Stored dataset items
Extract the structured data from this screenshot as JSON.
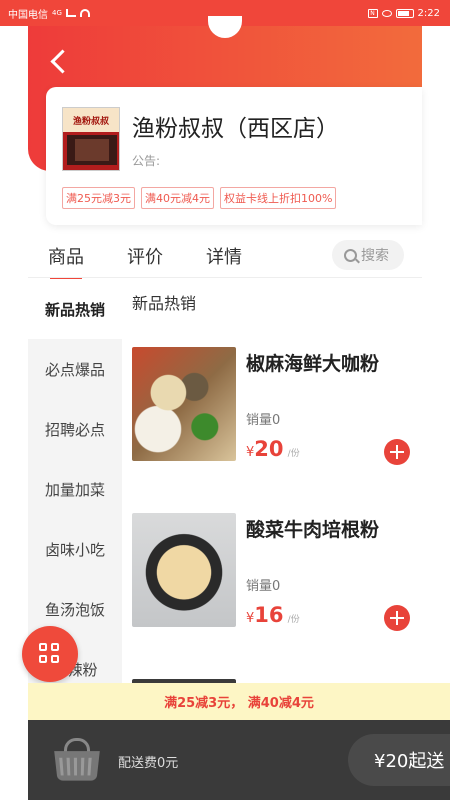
{
  "status_bar": {
    "carrier": "中国电信",
    "network": "4G",
    "time": "2:22"
  },
  "shop": {
    "name": "渔粉叔叔（西区店）",
    "notice_label": "公告:",
    "logo_sign": "渔粉叔叔",
    "promotions": [
      "满25元减3元",
      "满40元减4元",
      "权益卡线上折扣100%"
    ]
  },
  "tabs": {
    "items": [
      "商品",
      "评价",
      "详情"
    ],
    "active": "商品"
  },
  "search": {
    "placeholder": "搜索",
    "icon": "search-icon"
  },
  "categories": {
    "items": [
      "新品热销",
      "必点爆品",
      "招聘必点",
      "加量加菜",
      "卤味小吃",
      "鱼汤泡饭",
      "麻辣粉"
    ],
    "active": "新品热销"
  },
  "section_title": "新品热销",
  "products": [
    {
      "name": "椒麻海鲜大咖粉",
      "sales": "销量0",
      "currency": "¥",
      "price": "20",
      "unit": "/份"
    },
    {
      "name": "酸菜牛肉培根粉",
      "sales": "销量0",
      "currency": "¥",
      "price": "16",
      "unit": "/份"
    }
  ],
  "promo_banner": "满25减3元， 满40减4元",
  "cart": {
    "delivery_fee": "配送费0元",
    "checkout_label": "¥20起送"
  },
  "colors": {
    "accent": "#f0463a",
    "price_red": "#e8433a",
    "banner_bg": "#fdf6c5",
    "cart_bar": "#3a3a3a"
  }
}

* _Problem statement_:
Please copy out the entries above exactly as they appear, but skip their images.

* _Response_:
Extract the structured data from this screenshot as JSON.
{
  "status_bar": {
    "carrier": "中国电信",
    "network": "4G",
    "time": "2:22"
  },
  "shop": {
    "name": "渔粉叔叔（西区店）",
    "notice_label": "公告:",
    "logo_sign": "渔粉叔叔",
    "promotions": [
      "满25元减3元",
      "满40元减4元",
      "权益卡线上折扣100%"
    ]
  },
  "tabs": {
    "items": [
      "商品",
      "评价",
      "详情"
    ],
    "active": "商品"
  },
  "search": {
    "placeholder": "搜索",
    "icon": "search-icon"
  },
  "categories": {
    "items": [
      "新品热销",
      "必点爆品",
      "招聘必点",
      "加量加菜",
      "卤味小吃",
      "鱼汤泡饭",
      "麻辣粉"
    ],
    "active": "新品热销"
  },
  "section_title": "新品热销",
  "products": [
    {
      "name": "椒麻海鲜大咖粉",
      "sales": "销量0",
      "currency": "¥",
      "price": "20",
      "unit": "/份"
    },
    {
      "name": "酸菜牛肉培根粉",
      "sales": "销量0",
      "currency": "¥",
      "price": "16",
      "unit": "/份"
    }
  ],
  "promo_banner": "满25减3元， 满40减4元",
  "cart": {
    "delivery_fee": "配送费0元",
    "checkout_label": "¥20起送"
  },
  "colors": {
    "accent": "#f0463a",
    "price_red": "#e8433a",
    "banner_bg": "#fdf6c5",
    "cart_bar": "#3a3a3a"
  }
}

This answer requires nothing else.